▶ _How to complete this task_: The entries below should be quoted exactly, with no pictures carried over.

▶ _Items listed in a dataset_:
_ _ _ _ _
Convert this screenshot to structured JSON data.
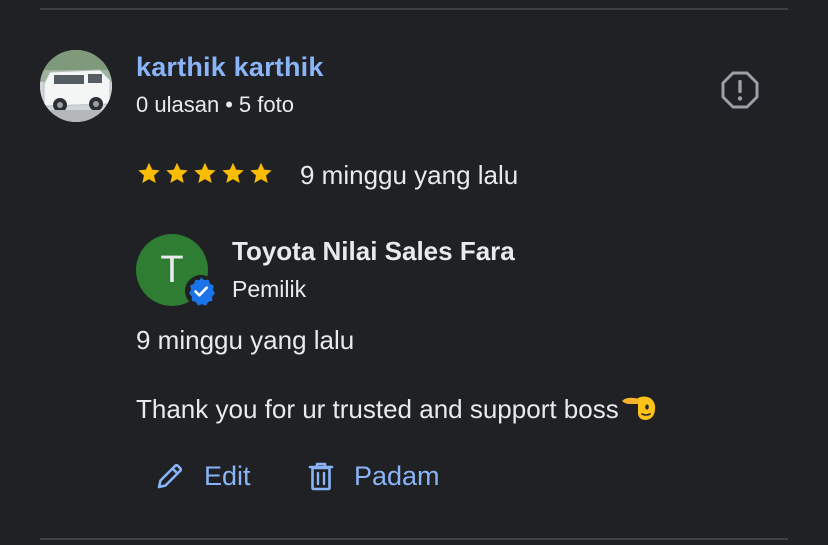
{
  "review": {
    "reviewer_name": "karthik karthik",
    "reviews_count": "0 ulasan",
    "meta_separator": "•",
    "photos_count": "5 foto",
    "rating": 5,
    "time_ago": "9 minggu yang lalu"
  },
  "icons": {
    "report": "report-icon",
    "star": "star-icon",
    "verified": "verified-badge-icon",
    "edit": "pencil-icon",
    "delete": "trash-icon"
  },
  "owner_reply": {
    "avatar_initial": "T",
    "name": "Toyota Nilai Sales Fara",
    "role": "Pemilik",
    "time_ago": "9 minggu yang lalu",
    "text": "Thank you for ur trusted and support boss"
  },
  "actions": {
    "edit_label": "Edit",
    "delete_label": "Padam"
  },
  "colors": {
    "background": "#202124",
    "link": "#8ab4f8",
    "star": "#fbbc04",
    "owner_avatar": "#2e7d32",
    "verified": "#1a73e8"
  }
}
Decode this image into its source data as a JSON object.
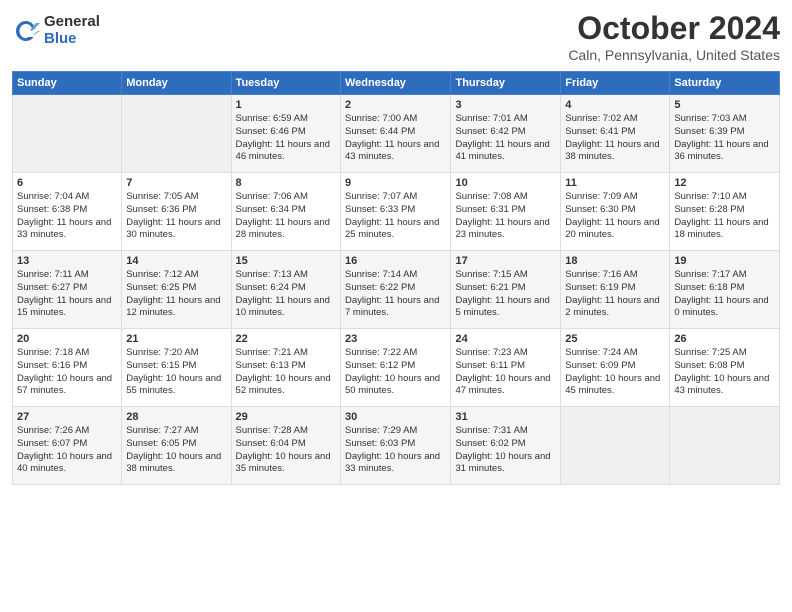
{
  "logo": {
    "general": "General",
    "blue": "Blue"
  },
  "title": "October 2024",
  "subtitle": "Caln, Pennsylvania, United States",
  "weekdays": [
    "Sunday",
    "Monday",
    "Tuesday",
    "Wednesday",
    "Thursday",
    "Friday",
    "Saturday"
  ],
  "weeks": [
    [
      {
        "day": "",
        "info": ""
      },
      {
        "day": "",
        "info": ""
      },
      {
        "day": "1",
        "info": "Sunrise: 6:59 AM\nSunset: 6:46 PM\nDaylight: 11 hours and 46 minutes."
      },
      {
        "day": "2",
        "info": "Sunrise: 7:00 AM\nSunset: 6:44 PM\nDaylight: 11 hours and 43 minutes."
      },
      {
        "day": "3",
        "info": "Sunrise: 7:01 AM\nSunset: 6:42 PM\nDaylight: 11 hours and 41 minutes."
      },
      {
        "day": "4",
        "info": "Sunrise: 7:02 AM\nSunset: 6:41 PM\nDaylight: 11 hours and 38 minutes."
      },
      {
        "day": "5",
        "info": "Sunrise: 7:03 AM\nSunset: 6:39 PM\nDaylight: 11 hours and 36 minutes."
      }
    ],
    [
      {
        "day": "6",
        "info": "Sunrise: 7:04 AM\nSunset: 6:38 PM\nDaylight: 11 hours and 33 minutes."
      },
      {
        "day": "7",
        "info": "Sunrise: 7:05 AM\nSunset: 6:36 PM\nDaylight: 11 hours and 30 minutes."
      },
      {
        "day": "8",
        "info": "Sunrise: 7:06 AM\nSunset: 6:34 PM\nDaylight: 11 hours and 28 minutes."
      },
      {
        "day": "9",
        "info": "Sunrise: 7:07 AM\nSunset: 6:33 PM\nDaylight: 11 hours and 25 minutes."
      },
      {
        "day": "10",
        "info": "Sunrise: 7:08 AM\nSunset: 6:31 PM\nDaylight: 11 hours and 23 minutes."
      },
      {
        "day": "11",
        "info": "Sunrise: 7:09 AM\nSunset: 6:30 PM\nDaylight: 11 hours and 20 minutes."
      },
      {
        "day": "12",
        "info": "Sunrise: 7:10 AM\nSunset: 6:28 PM\nDaylight: 11 hours and 18 minutes."
      }
    ],
    [
      {
        "day": "13",
        "info": "Sunrise: 7:11 AM\nSunset: 6:27 PM\nDaylight: 11 hours and 15 minutes."
      },
      {
        "day": "14",
        "info": "Sunrise: 7:12 AM\nSunset: 6:25 PM\nDaylight: 11 hours and 12 minutes."
      },
      {
        "day": "15",
        "info": "Sunrise: 7:13 AM\nSunset: 6:24 PM\nDaylight: 11 hours and 10 minutes."
      },
      {
        "day": "16",
        "info": "Sunrise: 7:14 AM\nSunset: 6:22 PM\nDaylight: 11 hours and 7 minutes."
      },
      {
        "day": "17",
        "info": "Sunrise: 7:15 AM\nSunset: 6:21 PM\nDaylight: 11 hours and 5 minutes."
      },
      {
        "day": "18",
        "info": "Sunrise: 7:16 AM\nSunset: 6:19 PM\nDaylight: 11 hours and 2 minutes."
      },
      {
        "day": "19",
        "info": "Sunrise: 7:17 AM\nSunset: 6:18 PM\nDaylight: 11 hours and 0 minutes."
      }
    ],
    [
      {
        "day": "20",
        "info": "Sunrise: 7:18 AM\nSunset: 6:16 PM\nDaylight: 10 hours and 57 minutes."
      },
      {
        "day": "21",
        "info": "Sunrise: 7:20 AM\nSunset: 6:15 PM\nDaylight: 10 hours and 55 minutes."
      },
      {
        "day": "22",
        "info": "Sunrise: 7:21 AM\nSunset: 6:13 PM\nDaylight: 10 hours and 52 minutes."
      },
      {
        "day": "23",
        "info": "Sunrise: 7:22 AM\nSunset: 6:12 PM\nDaylight: 10 hours and 50 minutes."
      },
      {
        "day": "24",
        "info": "Sunrise: 7:23 AM\nSunset: 6:11 PM\nDaylight: 10 hours and 47 minutes."
      },
      {
        "day": "25",
        "info": "Sunrise: 7:24 AM\nSunset: 6:09 PM\nDaylight: 10 hours and 45 minutes."
      },
      {
        "day": "26",
        "info": "Sunrise: 7:25 AM\nSunset: 6:08 PM\nDaylight: 10 hours and 43 minutes."
      }
    ],
    [
      {
        "day": "27",
        "info": "Sunrise: 7:26 AM\nSunset: 6:07 PM\nDaylight: 10 hours and 40 minutes."
      },
      {
        "day": "28",
        "info": "Sunrise: 7:27 AM\nSunset: 6:05 PM\nDaylight: 10 hours and 38 minutes."
      },
      {
        "day": "29",
        "info": "Sunrise: 7:28 AM\nSunset: 6:04 PM\nDaylight: 10 hours and 35 minutes."
      },
      {
        "day": "30",
        "info": "Sunrise: 7:29 AM\nSunset: 6:03 PM\nDaylight: 10 hours and 33 minutes."
      },
      {
        "day": "31",
        "info": "Sunrise: 7:31 AM\nSunset: 6:02 PM\nDaylight: 10 hours and 31 minutes."
      },
      {
        "day": "",
        "info": ""
      },
      {
        "day": "",
        "info": ""
      }
    ]
  ]
}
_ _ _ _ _
▶ _Task answer_:
Convert this screenshot to structured JSON data.
{
  "review": {
    "reviewer_name": "karthik karthik",
    "reviews_count": "0 ulasan",
    "meta_separator": "•",
    "photos_count": "5 foto",
    "rating": 5,
    "time_ago": "9 minggu yang lalu"
  },
  "icons": {
    "report": "report-icon",
    "star": "star-icon",
    "verified": "verified-badge-icon",
    "edit": "pencil-icon",
    "delete": "trash-icon"
  },
  "owner_reply": {
    "avatar_initial": "T",
    "name": "Toyota Nilai Sales Fara",
    "role": "Pemilik",
    "time_ago": "9 minggu yang lalu",
    "text": "Thank you for ur trusted and support boss"
  },
  "actions": {
    "edit_label": "Edit",
    "delete_label": "Padam"
  },
  "colors": {
    "background": "#202124",
    "link": "#8ab4f8",
    "star": "#fbbc04",
    "owner_avatar": "#2e7d32",
    "verified": "#1a73e8"
  }
}
Decode this image into its source data as a JSON object.
{
  "logo": {
    "general": "General",
    "blue": "Blue"
  },
  "title": "October 2024",
  "subtitle": "Caln, Pennsylvania, United States",
  "weekdays": [
    "Sunday",
    "Monday",
    "Tuesday",
    "Wednesday",
    "Thursday",
    "Friday",
    "Saturday"
  ],
  "weeks": [
    [
      {
        "day": "",
        "info": ""
      },
      {
        "day": "",
        "info": ""
      },
      {
        "day": "1",
        "info": "Sunrise: 6:59 AM\nSunset: 6:46 PM\nDaylight: 11 hours and 46 minutes."
      },
      {
        "day": "2",
        "info": "Sunrise: 7:00 AM\nSunset: 6:44 PM\nDaylight: 11 hours and 43 minutes."
      },
      {
        "day": "3",
        "info": "Sunrise: 7:01 AM\nSunset: 6:42 PM\nDaylight: 11 hours and 41 minutes."
      },
      {
        "day": "4",
        "info": "Sunrise: 7:02 AM\nSunset: 6:41 PM\nDaylight: 11 hours and 38 minutes."
      },
      {
        "day": "5",
        "info": "Sunrise: 7:03 AM\nSunset: 6:39 PM\nDaylight: 11 hours and 36 minutes."
      }
    ],
    [
      {
        "day": "6",
        "info": "Sunrise: 7:04 AM\nSunset: 6:38 PM\nDaylight: 11 hours and 33 minutes."
      },
      {
        "day": "7",
        "info": "Sunrise: 7:05 AM\nSunset: 6:36 PM\nDaylight: 11 hours and 30 minutes."
      },
      {
        "day": "8",
        "info": "Sunrise: 7:06 AM\nSunset: 6:34 PM\nDaylight: 11 hours and 28 minutes."
      },
      {
        "day": "9",
        "info": "Sunrise: 7:07 AM\nSunset: 6:33 PM\nDaylight: 11 hours and 25 minutes."
      },
      {
        "day": "10",
        "info": "Sunrise: 7:08 AM\nSunset: 6:31 PM\nDaylight: 11 hours and 23 minutes."
      },
      {
        "day": "11",
        "info": "Sunrise: 7:09 AM\nSunset: 6:30 PM\nDaylight: 11 hours and 20 minutes."
      },
      {
        "day": "12",
        "info": "Sunrise: 7:10 AM\nSunset: 6:28 PM\nDaylight: 11 hours and 18 minutes."
      }
    ],
    [
      {
        "day": "13",
        "info": "Sunrise: 7:11 AM\nSunset: 6:27 PM\nDaylight: 11 hours and 15 minutes."
      },
      {
        "day": "14",
        "info": "Sunrise: 7:12 AM\nSunset: 6:25 PM\nDaylight: 11 hours and 12 minutes."
      },
      {
        "day": "15",
        "info": "Sunrise: 7:13 AM\nSunset: 6:24 PM\nDaylight: 11 hours and 10 minutes."
      },
      {
        "day": "16",
        "info": "Sunrise: 7:14 AM\nSunset: 6:22 PM\nDaylight: 11 hours and 7 minutes."
      },
      {
        "day": "17",
        "info": "Sunrise: 7:15 AM\nSunset: 6:21 PM\nDaylight: 11 hours and 5 minutes."
      },
      {
        "day": "18",
        "info": "Sunrise: 7:16 AM\nSunset: 6:19 PM\nDaylight: 11 hours and 2 minutes."
      },
      {
        "day": "19",
        "info": "Sunrise: 7:17 AM\nSunset: 6:18 PM\nDaylight: 11 hours and 0 minutes."
      }
    ],
    [
      {
        "day": "20",
        "info": "Sunrise: 7:18 AM\nSunset: 6:16 PM\nDaylight: 10 hours and 57 minutes."
      },
      {
        "day": "21",
        "info": "Sunrise: 7:20 AM\nSunset: 6:15 PM\nDaylight: 10 hours and 55 minutes."
      },
      {
        "day": "22",
        "info": "Sunrise: 7:21 AM\nSunset: 6:13 PM\nDaylight: 10 hours and 52 minutes."
      },
      {
        "day": "23",
        "info": "Sunrise: 7:22 AM\nSunset: 6:12 PM\nDaylight: 10 hours and 50 minutes."
      },
      {
        "day": "24",
        "info": "Sunrise: 7:23 AM\nSunset: 6:11 PM\nDaylight: 10 hours and 47 minutes."
      },
      {
        "day": "25",
        "info": "Sunrise: 7:24 AM\nSunset: 6:09 PM\nDaylight: 10 hours and 45 minutes."
      },
      {
        "day": "26",
        "info": "Sunrise: 7:25 AM\nSunset: 6:08 PM\nDaylight: 10 hours and 43 minutes."
      }
    ],
    [
      {
        "day": "27",
        "info": "Sunrise: 7:26 AM\nSunset: 6:07 PM\nDaylight: 10 hours and 40 minutes."
      },
      {
        "day": "28",
        "info": "Sunrise: 7:27 AM\nSunset: 6:05 PM\nDaylight: 10 hours and 38 minutes."
      },
      {
        "day": "29",
        "info": "Sunrise: 7:28 AM\nSunset: 6:04 PM\nDaylight: 10 hours and 35 minutes."
      },
      {
        "day": "30",
        "info": "Sunrise: 7:29 AM\nSunset: 6:03 PM\nDaylight: 10 hours and 33 minutes."
      },
      {
        "day": "31",
        "info": "Sunrise: 7:31 AM\nSunset: 6:02 PM\nDaylight: 10 hours and 31 minutes."
      },
      {
        "day": "",
        "info": ""
      },
      {
        "day": "",
        "info": ""
      }
    ]
  ]
}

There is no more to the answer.